The shape of a political unit flows from the same logic, including the maintenance of its members, their food, livelihood, morale, freedom, and nearly everything else. The same things threaten the state that threaten the war machine. A sustainable war machine requires a sustainable economy and stable culture.
Examples of what must be sustained are in his arguments about whether it is better for a monarch to be loved or feared, or to be admired or detested. One set of attitudes maintains and builds resource the other depletes resource. Failed resources equals failed states that collapse from within or are conquered by those with greater resources.
The fate of those who disconnect the two becomes apparent, even in the contemporary global circus of events. Political movement as an extension of the logic of the battlefield adds layers of insight to the daily headlines. The same things said above about archaic language and benefit of having a dictionary within reach apply with The Prince as well.
I don't know if there is a "modern English language" translation that makes the reading easier. Whether there is or isn't an 'EZ' translation, after wading through the language, the ideas themselves are not out of reach of the average reader. The application of them to the real world may require a little brain power, but just the same, most people should be able to handle it. It is worth stretching yourself to understand it.
Does it have any practical application to the real world beyond analyzing the headlines?
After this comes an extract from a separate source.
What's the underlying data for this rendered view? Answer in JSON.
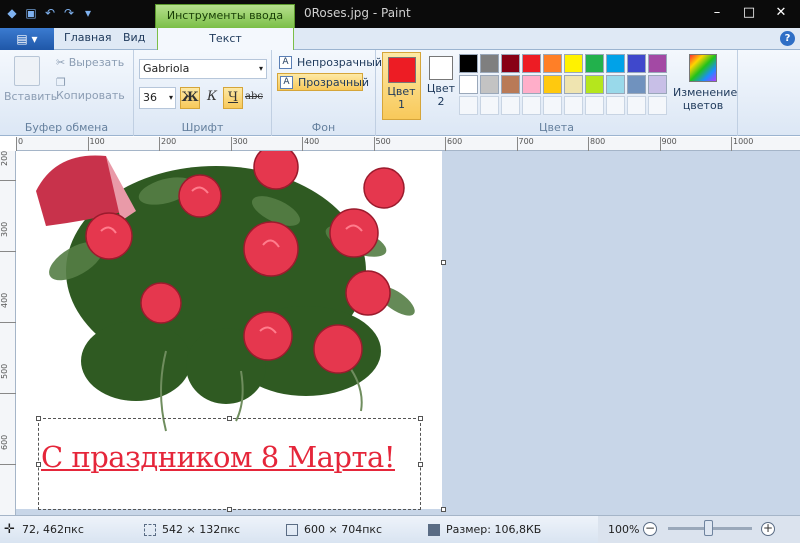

If you are not planning a siege of the neighboring village, or if the city to your south is not preparing to marshal its troops against you, maybe not so much. If you labor in a competitive capitalist system, maybe a bit more-so. The greatest utility is probably to writers of Historical Fiction, history buffs, or Epic Fantasy readers and writers.
If you know "Force Field Analysis" as a management tool, you will see it in The Prince as well as in the Art of War.
The thing that stands out to me after reading both of these together is the continuous thread of the working of the will of one person which requires the complicity of another, and often another and so on.
If it is not gained through diplomacy, there is the fist and strength, then the rock and stick give way to the sword, the shield and the spear; which give way to armed groups, to the phalanx, squares and other disciplined maneuver, to the use of cavalry, supporting formations, the threat of force, and finally to a balance of power based on mutually assured destruction; and the sustaining of states with the social and economic power to continue projection of their will through diplomacy, until that gives way to something else. A never ending circle.